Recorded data
________________________________________

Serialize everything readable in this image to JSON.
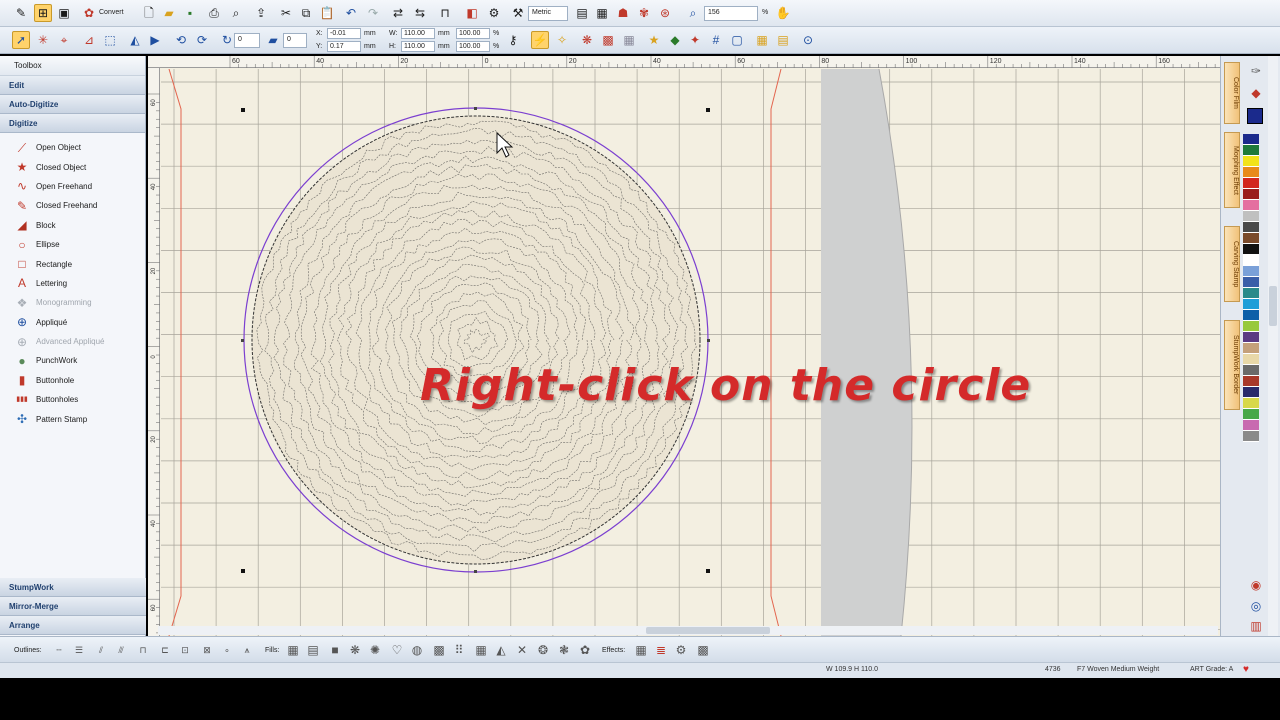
{
  "toolbar": {
    "convert_label": "Convert",
    "units": "Metric",
    "zoom": "156",
    "zoom_unit": "%",
    "rotate_value": "0",
    "slant_value": "0",
    "x_label": "X:",
    "x_value": "-0.01",
    "y_label": "Y:",
    "y_value": "0.17",
    "unit_mm": "mm",
    "w_label": "W:",
    "w_value": "110.00",
    "h_label": "H:",
    "h_value": "110.00",
    "w_percent": "100.00",
    "h_percent": "100.00",
    "pct": "%"
  },
  "toolbox": {
    "title": "Toolbox",
    "sections_top": [
      "Edit",
      "Auto-Digitize",
      "Digitize"
    ],
    "items": [
      {
        "label": "Open Object",
        "icon": "open-object-icon",
        "glyph": "⟋",
        "color": "#c0392b",
        "enabled": true
      },
      {
        "label": "Closed Object",
        "icon": "closed-object-icon",
        "glyph": "★",
        "color": "#c0392b",
        "enabled": true
      },
      {
        "label": "Open Freehand",
        "icon": "open-freehand-icon",
        "glyph": "∿",
        "color": "#c0392b",
        "enabled": true
      },
      {
        "label": "Closed Freehand",
        "icon": "closed-freehand-icon",
        "glyph": "✎",
        "color": "#c0392b",
        "enabled": true
      },
      {
        "label": "Block",
        "icon": "block-icon",
        "glyph": "◢",
        "color": "#b03020",
        "enabled": true
      },
      {
        "label": "Ellipse",
        "icon": "ellipse-icon",
        "glyph": "○",
        "color": "#c0392b",
        "enabled": true
      },
      {
        "label": "Rectangle",
        "icon": "rectangle-icon",
        "glyph": "□",
        "color": "#c0392b",
        "enabled": true
      },
      {
        "label": "Lettering",
        "icon": "lettering-icon",
        "glyph": "A",
        "color": "#c0392b",
        "enabled": true
      },
      {
        "label": "Monogramming",
        "icon": "monogramming-icon",
        "glyph": "❖",
        "color": "#a8aeb6",
        "enabled": false
      },
      {
        "label": "Appliqué",
        "icon": "applique-icon",
        "glyph": "⊕",
        "color": "#1f4fa0",
        "enabled": true
      },
      {
        "label": "Advanced Appliqué",
        "icon": "advanced-applique-icon",
        "glyph": "⊕",
        "color": "#a8aeb6",
        "enabled": false
      },
      {
        "label": "PunchWork",
        "icon": "punchwork-icon",
        "glyph": "●",
        "color": "#5a8a5a",
        "enabled": true
      },
      {
        "label": "Buttonhole",
        "icon": "buttonhole-icon",
        "glyph": "▮",
        "color": "#c0392b",
        "enabled": true
      },
      {
        "label": "Buttonholes",
        "icon": "buttonholes-icon",
        "glyph": "▮▮▮",
        "color": "#c0392b",
        "enabled": true
      },
      {
        "label": "Pattern Stamp",
        "icon": "pattern-stamp-icon",
        "glyph": "✣",
        "color": "#2e6db5",
        "enabled": true
      }
    ],
    "sections_bottom": [
      "StumpWork",
      "Mirror-Merge",
      "Arrange"
    ]
  },
  "ruler": {
    "top_labels": [
      "60",
      "40",
      "20",
      "0",
      "20",
      "40",
      "60",
      "80",
      "100",
      "120",
      "140",
      "160"
    ],
    "left_labels": [
      "60",
      "40",
      "20",
      "0",
      "20",
      "40",
      "60"
    ]
  },
  "right_tabs": [
    "Color Film",
    "Morphing Effect",
    "Carving Stamp",
    "StumpWork Border"
  ],
  "palette": [
    "#1b2a8c",
    "#1f7a3a",
    "#f2e31a",
    "#e88a1a",
    "#d2261e",
    "#9a1d1d",
    "#e46fa0",
    "#c0c0c0",
    "#4a4a4a",
    "#7a4a2a",
    "#111111",
    "#ffffff",
    "#7aa0d8",
    "#3a5ea8",
    "#2a8a8a",
    "#1e9ed8",
    "#0d5fa8",
    "#98c93c",
    "#5a3a82",
    "#c4a07a",
    "#e8d8a8",
    "#6a6a6a",
    "#a8382a",
    "#2a2a6a",
    "#d8d84a",
    "#48a848",
    "#c86ab0",
    "#8a8a8a"
  ],
  "status": {
    "outlines_label": "Outlines:",
    "fills_label": "Fills:",
    "effects_label": "Effects:",
    "dimensions": "W 109.9 H 110.0",
    "stitch_count": "4736",
    "fabric": "F7 Woven Medium Weight",
    "art_grade": "ART Grade: A"
  },
  "caption": "Right-click on the circle"
}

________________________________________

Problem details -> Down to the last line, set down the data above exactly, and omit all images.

Exercise result ->
Serialize everything readable in this image to JSON.
{
  "toolbar": {
    "convert_label": "Convert",
    "units": "Metric",
    "zoom": "156",
    "zoom_unit": "%",
    "rotate_value": "0",
    "slant_value": "0",
    "x_label": "X:",
    "x_value": "-0.01",
    "y_label": "Y:",
    "y_value": "0.17",
    "unit_mm": "mm",
    "w_label": "W:",
    "w_value": "110.00",
    "h_label": "H:",
    "h_value": "110.00",
    "w_percent": "100.00",
    "h_percent": "100.00",
    "pct": "%"
  },
  "toolbox": {
    "title": "Toolbox",
    "sections_top": [
      "Edit",
      "Auto-Digitize",
      "Digitize"
    ],
    "items": [
      {
        "label": "Open Object",
        "icon": "open-object-icon",
        "glyph": "⟋",
        "color": "#c0392b",
        "enabled": true
      },
      {
        "label": "Closed Object",
        "icon": "closed-object-icon",
        "glyph": "★",
        "color": "#c0392b",
        "enabled": true
      },
      {
        "label": "Open Freehand",
        "icon": "open-freehand-icon",
        "glyph": "∿",
        "color": "#c0392b",
        "enabled": true
      },
      {
        "label": "Closed Freehand",
        "icon": "closed-freehand-icon",
        "glyph": "✎",
        "color": "#c0392b",
        "enabled": true
      },
      {
        "label": "Block",
        "icon": "block-icon",
        "glyph": "◢",
        "color": "#b03020",
        "enabled": true
      },
      {
        "label": "Ellipse",
        "icon": "ellipse-icon",
        "glyph": "○",
        "color": "#c0392b",
        "enabled": true
      },
      {
        "label": "Rectangle",
        "icon": "rectangle-icon",
        "glyph": "□",
        "color": "#c0392b",
        "enabled": true
      },
      {
        "label": "Lettering",
        "icon": "lettering-icon",
        "glyph": "A",
        "color": "#c0392b",
        "enabled": true
      },
      {
        "label": "Monogramming",
        "icon": "monogramming-icon",
        "glyph": "❖",
        "color": "#a8aeb6",
        "enabled": false
      },
      {
        "label": "Appliqué",
        "icon": "applique-icon",
        "glyph": "⊕",
        "color": "#1f4fa0",
        "enabled": true
      },
      {
        "label": "Advanced Appliqué",
        "icon": "advanced-applique-icon",
        "glyph": "⊕",
        "color": "#a8aeb6",
        "enabled": false
      },
      {
        "label": "PunchWork",
        "icon": "punchwork-icon",
        "glyph": "●",
        "color": "#5a8a5a",
        "enabled": true
      },
      {
        "label": "Buttonhole",
        "icon": "buttonhole-icon",
        "glyph": "▮",
        "color": "#c0392b",
        "enabled": true
      },
      {
        "label": "Buttonholes",
        "icon": "buttonholes-icon",
        "glyph": "▮▮▮",
        "color": "#c0392b",
        "enabled": true
      },
      {
        "label": "Pattern Stamp",
        "icon": "pattern-stamp-icon",
        "glyph": "✣",
        "color": "#2e6db5",
        "enabled": true
      }
    ],
    "sections_bottom": [
      "StumpWork",
      "Mirror-Merge",
      "Arrange"
    ]
  },
  "ruler": {
    "top_labels": [
      "60",
      "40",
      "20",
      "0",
      "20",
      "40",
      "60",
      "80",
      "100",
      "120",
      "140",
      "160"
    ],
    "left_labels": [
      "60",
      "40",
      "20",
      "0",
      "20",
      "40",
      "60"
    ]
  },
  "right_tabs": [
    "Color Film",
    "Morphing Effect",
    "Carving Stamp",
    "StumpWork Border"
  ],
  "palette": [
    "#1b2a8c",
    "#1f7a3a",
    "#f2e31a",
    "#e88a1a",
    "#d2261e",
    "#9a1d1d",
    "#e46fa0",
    "#c0c0c0",
    "#4a4a4a",
    "#7a4a2a",
    "#111111",
    "#ffffff",
    "#7aa0d8",
    "#3a5ea8",
    "#2a8a8a",
    "#1e9ed8",
    "#0d5fa8",
    "#98c93c",
    "#5a3a82",
    "#c4a07a",
    "#e8d8a8",
    "#6a6a6a",
    "#a8382a",
    "#2a2a6a",
    "#d8d84a",
    "#48a848",
    "#c86ab0",
    "#8a8a8a"
  ],
  "status": {
    "outlines_label": "Outlines:",
    "fills_label": "Fills:",
    "effects_label": "Effects:",
    "dimensions": "W 109.9 H 110.0",
    "stitch_count": "4736",
    "fabric": "F7 Woven Medium Weight",
    "art_grade": "ART Grade: A"
  },
  "caption": "Right-click on the circle"
}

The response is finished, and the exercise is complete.